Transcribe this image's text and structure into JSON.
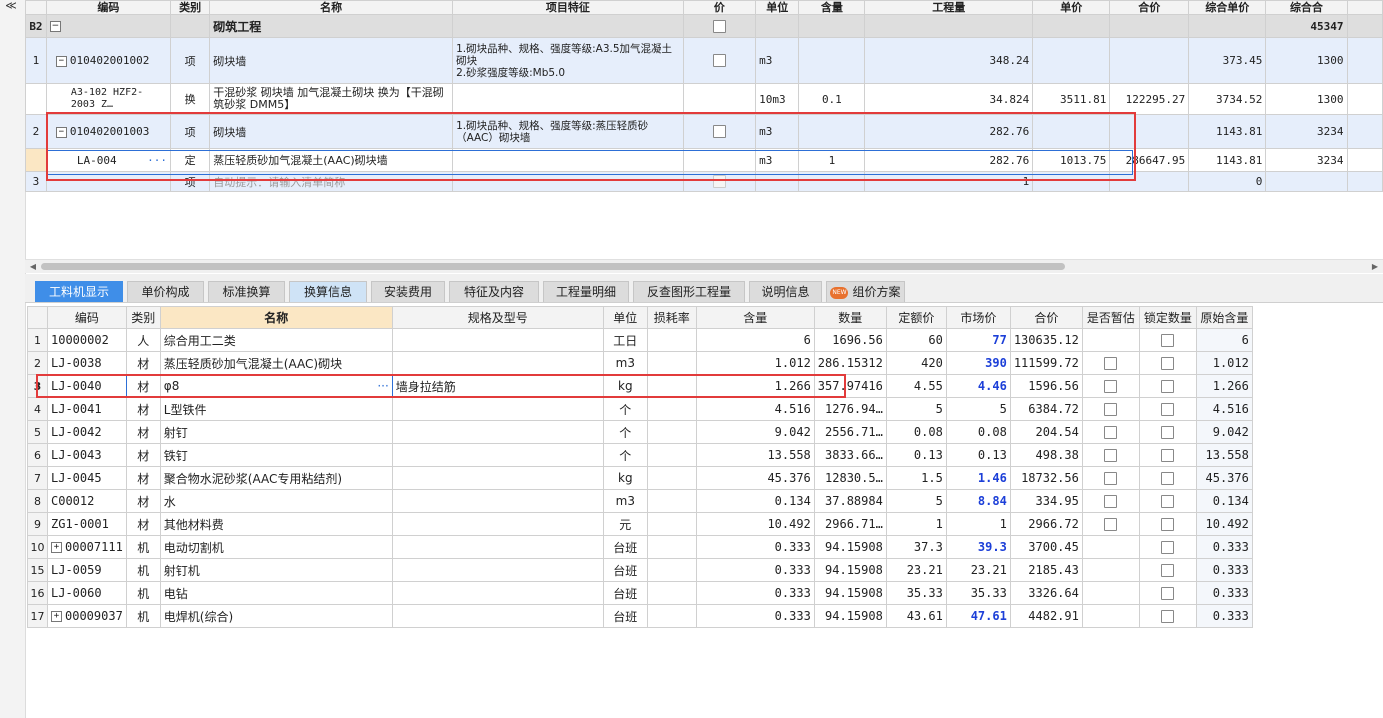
{
  "upper": {
    "headers": [
      "编码",
      "类别",
      "名称",
      "项目特征",
      "价",
      "单位",
      "含量",
      "工程量",
      "单价",
      "合价",
      "综合单价",
      "综合合"
    ],
    "collapse_glyph": "≪",
    "rows": [
      {
        "rownum": "B2",
        "code": "",
        "type": "",
        "name": "砌筑工程",
        "feature": "",
        "unit": "",
        "qty_content": "",
        "quantity": "",
        "price": "",
        "total": "",
        "composite_price": "",
        "composite_total": "45347"
      },
      {
        "rownum": "1",
        "code": "010402001002",
        "type": "项",
        "name": "砌块墙",
        "feature": "1.砌块品种、规格、强度等级:A3.5加气混凝土砌块\n2.砂浆强度等级:Mb5.0",
        "unit": "m3",
        "qty_content": "",
        "quantity": "348.24",
        "price": "",
        "total": "",
        "composite_price": "373.45",
        "composite_total": "1300"
      },
      {
        "rownum": "",
        "code": "A3-102 HZF2-2003 Z…",
        "type": "换",
        "name": "干混砂浆 砌块墙 加气混凝土砌块  换为【干混砌筑砂浆 DMM5】",
        "feature": "",
        "unit": "10m3",
        "qty_content": "0.1",
        "quantity": "34.824",
        "price": "3511.81",
        "total": "122295.27",
        "composite_price": "3734.52",
        "composite_total": "1300"
      },
      {
        "rownum": "2",
        "code": "010402001003",
        "type": "项",
        "name": "砌块墙",
        "feature": "1.砌块品种、规格、强度等级:蒸压轻质砂（AAC）砌块墙",
        "unit": "m3",
        "qty_content": "",
        "quantity": "282.76",
        "price": "",
        "total": "",
        "composite_price": "1143.81",
        "composite_total": "3234"
      },
      {
        "rownum": "",
        "code": "LA-004",
        "type": "定",
        "name": "蒸压轻质砂加气混凝土(AAC)砌块墙",
        "feature": "",
        "unit": "m3",
        "qty_content": "1",
        "quantity": "282.76",
        "price": "1013.75",
        "total": "286647.95",
        "composite_price": "1143.81",
        "composite_total": "3234"
      },
      {
        "rownum": "3",
        "code": "",
        "type": "项",
        "name": "自动提示：请输入清单简称",
        "feature": "",
        "unit": "",
        "qty_content": "",
        "quantity": "1",
        "price": "",
        "total": "",
        "composite_price": "0",
        "composite_total": ""
      }
    ]
  },
  "tabs": [
    {
      "label": "工料机显示"
    },
    {
      "label": "单价构成"
    },
    {
      "label": "标准换算"
    },
    {
      "label": "换算信息"
    },
    {
      "label": "安装费用"
    },
    {
      "label": "特征及内容"
    },
    {
      "label": "工程量明细"
    },
    {
      "label": "反查图形工程量"
    },
    {
      "label": "说明信息"
    },
    {
      "label": "组价方案",
      "badge": "NEW"
    }
  ],
  "lower": {
    "headers": [
      "",
      "编码",
      "类别",
      "名称",
      "规格及型号",
      "单位",
      "损耗率",
      "含量",
      "数量",
      "定额价",
      "市场价",
      "合价",
      "是否暂估",
      "锁定数量",
      "原始含量"
    ],
    "rows": [
      {
        "rn": "1",
        "code": "10000002",
        "type": "人",
        "name": "综合用工二类",
        "spec": "",
        "unit": "工日",
        "loss": "",
        "content": "6",
        "qty": "1696.56",
        "quota": "60",
        "market": "77",
        "total": "130635.12",
        "orig": "6",
        "has_cb": false
      },
      {
        "rn": "2",
        "code": "LJ-0038",
        "type": "材",
        "name": "蒸压轻质砂加气混凝土(AAC)砌块",
        "spec": "",
        "unit": "m3",
        "loss": "",
        "content": "1.012",
        "qty": "286.15312",
        "quota": "420",
        "market": "390",
        "total": "111599.72",
        "orig": "1.012",
        "has_cb": true
      },
      {
        "rn": "3",
        "code": "LJ-0040",
        "type": "材",
        "name": "φ8",
        "spec": "墙身拉结筋",
        "unit": "kg",
        "loss": "",
        "content": "1.266",
        "qty": "357.97416",
        "quota": "4.55",
        "market": "4.46",
        "total": "1596.56",
        "orig": "1.266",
        "has_cb": true
      },
      {
        "rn": "4",
        "code": "LJ-0041",
        "type": "材",
        "name": "L型铁件",
        "spec": "",
        "unit": "个",
        "loss": "",
        "content": "4.516",
        "qty": "1276.94…",
        "quota": "5",
        "market": "5",
        "total": "6384.72",
        "orig": "4.516",
        "has_cb": true
      },
      {
        "rn": "5",
        "code": "LJ-0042",
        "type": "材",
        "name": "射钉",
        "spec": "",
        "unit": "个",
        "loss": "",
        "content": "9.042",
        "qty": "2556.71…",
        "quota": "0.08",
        "market": "0.08",
        "total": "204.54",
        "orig": "9.042",
        "has_cb": true
      },
      {
        "rn": "6",
        "code": "LJ-0043",
        "type": "材",
        "name": "铁钉",
        "spec": "",
        "unit": "个",
        "loss": "",
        "content": "13.558",
        "qty": "3833.66…",
        "quota": "0.13",
        "market": "0.13",
        "total": "498.38",
        "orig": "13.558",
        "has_cb": true
      },
      {
        "rn": "7",
        "code": "LJ-0045",
        "type": "材",
        "name": "聚合物水泥砂浆(AAC专用粘结剂)",
        "spec": "",
        "unit": "kg",
        "loss": "",
        "content": "45.376",
        "qty": "12830.5…",
        "quota": "1.5",
        "market": "1.46",
        "total": "18732.56",
        "orig": "45.376",
        "has_cb": true
      },
      {
        "rn": "8",
        "code": "C00012",
        "type": "材",
        "name": "水",
        "spec": "",
        "unit": "m3",
        "loss": "",
        "content": "0.134",
        "qty": "37.88984",
        "quota": "5",
        "market": "8.84",
        "total": "334.95",
        "orig": "0.134",
        "has_cb": true
      },
      {
        "rn": "9",
        "code": "ZG1-0001",
        "type": "材",
        "name": "其他材料费",
        "spec": "",
        "unit": "元",
        "loss": "",
        "content": "10.492",
        "qty": "2966.71…",
        "quota": "1",
        "market": "1",
        "total": "2966.72",
        "orig": "10.492",
        "has_cb": true
      },
      {
        "rn": "10",
        "code": "00007111",
        "type": "机",
        "name": "电动切割机",
        "spec": "",
        "unit": "台班",
        "loss": "",
        "content": "0.333",
        "qty": "94.15908",
        "quota": "37.3",
        "market": "39.3",
        "total": "3700.45",
        "orig": "0.333",
        "has_cb": false,
        "expand": true
      },
      {
        "rn": "15",
        "code": "LJ-0059",
        "type": "机",
        "name": "射钉机",
        "spec": "",
        "unit": "台班",
        "loss": "",
        "content": "0.333",
        "qty": "94.15908",
        "quota": "23.21",
        "market": "23.21",
        "total": "2185.43",
        "orig": "0.333",
        "has_cb": false
      },
      {
        "rn": "16",
        "code": "LJ-0060",
        "type": "机",
        "name": "电钻",
        "spec": "",
        "unit": "台班",
        "loss": "",
        "content": "0.333",
        "qty": "94.15908",
        "quota": "35.33",
        "market": "35.33",
        "total": "3326.64",
        "orig": "0.333",
        "has_cb": false
      },
      {
        "rn": "17",
        "code": "00009037",
        "type": "机",
        "name": "电焊机(综合)",
        "spec": "",
        "unit": "台班",
        "loss": "",
        "content": "0.333",
        "qty": "94.15908",
        "quota": "43.61",
        "market": "47.61",
        "total": "4482.91",
        "orig": "0.333",
        "has_cb": false,
        "expand": true
      }
    ],
    "blue_market_rows": [
      0,
      1,
      2,
      6,
      7,
      9,
      12
    ]
  },
  "colors": {
    "accent": "#3f8ee8",
    "highlight_box": "#e23b3b",
    "blue_value": "#1c3fd8"
  }
}
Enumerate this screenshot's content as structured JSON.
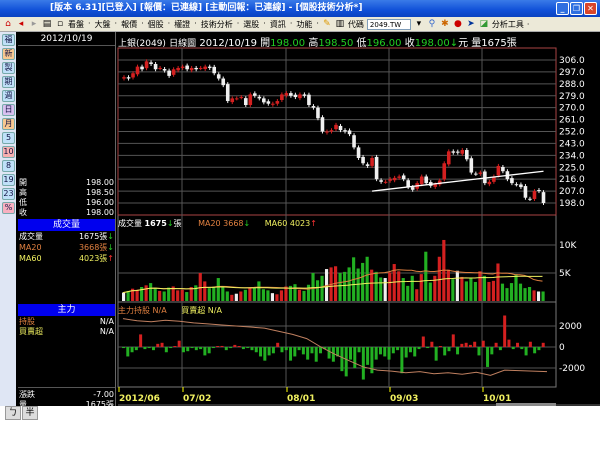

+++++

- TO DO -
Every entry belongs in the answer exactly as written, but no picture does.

- RESULT OF THE EXERCISE -
Transcribe this image's text and structure into JSON.
{
  "upper": {
    "headers": [
      "编码",
      "类别",
      "名称",
      "项目特征",
      "价",
      "单位",
      "含量",
      "工程量",
      "单价",
      "合价",
      "综合单价",
      "综合合"
    ],
    "collapse_glyph": "≪",
    "rows": [
      {
        "rownum": "B2",
        "code": "",
        "type": "",
        "name": "砌筑工程",
        "feature": "",
        "unit": "",
        "qty_content": "",
        "quantity": "",
        "price": "",
        "total": "",
        "composite_price": "",
        "composite_total": "45347"
      },
      {
        "rownum": "1",
        "code": "010402001002",
        "type": "项",
        "name": "砌块墙",
        "feature": "1.砌块品种、规格、强度等级:A3.5加气混凝土砌块\n2.砂浆强度等级:Mb5.0",
        "unit": "m3",
        "qty_content": "",
        "quantity": "348.24",
        "price": "",
        "total": "",
        "composite_price": "373.45",
        "composite_total": "1300"
      },
      {
        "rownum": "",
        "code": "A3-102 HZF2-2003 Z…",
        "type": "换",
        "name": "干混砂浆 砌块墙 加气混凝土砌块  换为【干混砌筑砂浆 DMM5】",
        "feature": "",
        "unit": "10m3",
        "qty_content": "0.1",
        "quantity": "34.824",
        "price": "3511.81",
        "total": "122295.27",
        "composite_price": "3734.52",
        "composite_total": "1300"
      },
      {
        "rownum": "2",
        "code": "010402001003",
        "type": "项",
        "name": "砌块墙",
        "feature": "1.砌块品种、规格、强度等级:蒸压轻质砂（AAC）砌块墙",
        "unit": "m3",
        "qty_content": "",
        "quantity": "282.76",
        "price": "",
        "total": "",
        "composite_price": "1143.81",
        "composite_total": "3234"
      },
      {
        "rownum": "",
        "code": "LA-004",
        "type": "定",
        "name": "蒸压轻质砂加气混凝土(AAC)砌块墙",
        "feature": "",
        "unit": "m3",
        "qty_content": "1",
        "quantity": "282.76",
        "price": "1013.75",
        "total": "286647.95",
        "composite_price": "1143.81",
        "composite_total": "3234"
      },
      {
        "rownum": "3",
        "code": "",
        "type": "项",
        "name": "自动提示：请输入清单简称",
        "feature": "",
        "unit": "",
        "qty_content": "",
        "quantity": "1",
        "price": "",
        "total": "",
        "composite_price": "0",
        "composite_total": ""
      }
    ]
  },
  "tabs": [
    {
      "label": "工料机显示"
    },
    {
      "label": "单价构成"
    },
    {
      "label": "标准换算"
    },
    {
      "label": "换算信息"
    },
    {
      "label": "安装费用"
    },
    {
      "label": "特征及内容"
    },
    {
      "label": "工程量明细"
    },
    {
      "label": "反查图形工程量"
    },
    {
      "label": "说明信息"
    },
    {
      "label": "组价方案",
      "badge": "NEW"
    }
  ],
  "lower": {
    "headers": [
      "",
      "编码",
      "类别",
      "名称",
      "规格及型号",
      "单位",
      "损耗率",
      "含量",
      "数量",
      "定额价",
      "市场价",
      "合价",
      "是否暂估",
      "锁定数量",
      "原始含量"
    ],
    "rows": [
      {
        "rn": "1",
        "code": "10000002",
        "type": "人",
        "name": "综合用工二类",
        "spec": "",
        "unit": "工日",
        "loss": "",
        "content": "6",
        "qty": "1696.56",
        "quota": "60",
        "market": "77",
        "total": "130635.12",
        "orig": "6",
        "has_cb": false
      },
      {
        "rn": "2",
        "code": "LJ-0038",
        "type": "材",
        "name": "蒸压轻质砂加气混凝土(AAC)砌块",
        "spec": "",
        "unit": "m3",
        "loss": "",
        "content": "1.012",
        "qty": "286.15312",
        "quota": "420",
        "market": "390",
        "total": "111599.72",
        "orig": "1.012",
        "has_cb": true
      },
      {
        "rn": "3",
        "code": "LJ-0040",
        "type": "材",
        "name": "φ8",
        "spec": "墙身拉结筋",
        "unit": "kg",
        "loss": "",
        "content": "1.266",
        "qty": "357.97416",
        "quota": "4.55",
        "market": "4.46",
        "total": "1596.56",
        "orig": "1.266",
        "has_cb": true
      },
      {
        "rn": "4",
        "code": "LJ-0041",
        "type": "材",
        "name": "L型铁件",
        "spec": "",
        "unit": "个",
        "loss": "",
        "content": "4.516",
        "qty": "1276.94…",
        "quota": "5",
        "market": "5",
        "total": "6384.72",
        "orig": "4.516",
        "has_cb": true
      },
      {
        "rn": "5",
        "code": "LJ-0042",
        "type": "材",
        "name": "射钉",
        "spec": "",
        "unit": "个",
        "loss": "",
        "content": "9.042",
        "qty": "2556.71…",
        "quota": "0.08",
        "market": "0.08",
        "total": "204.54",
        "orig": "9.042",
        "has_cb": true
      },
      {
        "rn": "6",
        "code": "LJ-0043",
        "type": "材",
        "name": "铁钉",
        "spec": "",
        "unit": "个",
        "loss": "",
        "content": "13.558",
        "qty": "3833.66…",
        "quota": "0.13",
        "market": "0.13",
        "total": "498.38",
        "orig": "13.558",
        "has_cb": true
      },
      {
        "rn": "7",
        "code": "LJ-0045",
        "type": "材",
        "name": "聚合物水泥砂浆(AAC专用粘结剂)",
        "spec": "",
        "unit": "kg",
        "loss": "",
        "content": "45.376",
        "qty": "12830.5…",
        "quota": "1.5",
        "market": "1.46",
        "total": "18732.56",
        "orig": "45.376",
        "has_cb": true
      },
      {
        "rn": "8",
        "code": "C00012",
        "type": "材",
        "name": "水",
        "spec": "",
        "unit": "m3",
        "loss": "",
        "content": "0.134",
        "qty": "37.88984",
        "quota": "5",
        "market": "8.84",
        "total": "334.95",
        "orig": "0.134",
        "has_cb": true
      },
      {
        "rn": "9",
        "code": "ZG1-0001",
        "type": "材",
        "name": "其他材料费",
        "spec": "",
        "unit": "元",
        "loss": "",
        "content": "10.492",
        "qty": "2966.71…",
        "quota": "1",
        "market": "1",
        "total": "2966.72",
        "orig": "10.492",
        "has_cb": true
      },
      {
        "rn": "10",
        "code": "00007111",
        "type": "机",
        "name": "电动切割机",
        "spec": "",
        "unit": "台班",
        "loss": "",
        "content": "0.333",
        "qty": "94.15908",
        "quota": "37.3",
        "market": "39.3",
        "total": "3700.45",
        "orig": "0.333",
        "has_cb": false,
        "expand": true
      },
      {
        "rn": "15",
        "code": "LJ-0059",
        "type": "机",
        "name": "射钉机",
        "spec": "",
        "unit": "台班",
        "loss": "",
        "content": "0.333",
        "qty": "94.15908",
        "quota": "23.21",
        "market": "23.21",
        "total": "2185.43",
        "orig": "0.333",
        "has_cb": false
      },
      {
        "rn": "16",
        "code": "LJ-0060",
        "type": "机",
        "name": "电钻",
        "spec": "",
        "unit": "台班",
        "loss": "",
        "content": "0.333",
        "qty": "94.15908",
        "quota": "35.33",
        "market": "35.33",
        "total": "3326.64",
        "orig": "0.333",
        "has_cb": false
      },
      {
        "rn": "17",
        "code": "00009037",
        "type": "机",
        "name": "电焊机(综合)",
        "spec": "",
        "unit": "台班",
        "loss": "",
        "content": "0.333",
        "qty": "94.15908",
        "quota": "43.61",
        "market": "47.61",
        "total": "4482.91",
        "orig": "0.333",
        "has_cb": false,
        "expand": true
      }
    ],
    "blue_market_rows": [
      0,
      1,
      2,
      6,
      7,
      9,
      12
    ]
  },
  "colors": {
    "accent": "#3f8ee8",
    "highlight_box": "#e23b3b",
    "blue_value": "#1c3fd8"
  }
}
Enumerate this screenshot's content as structured JSON.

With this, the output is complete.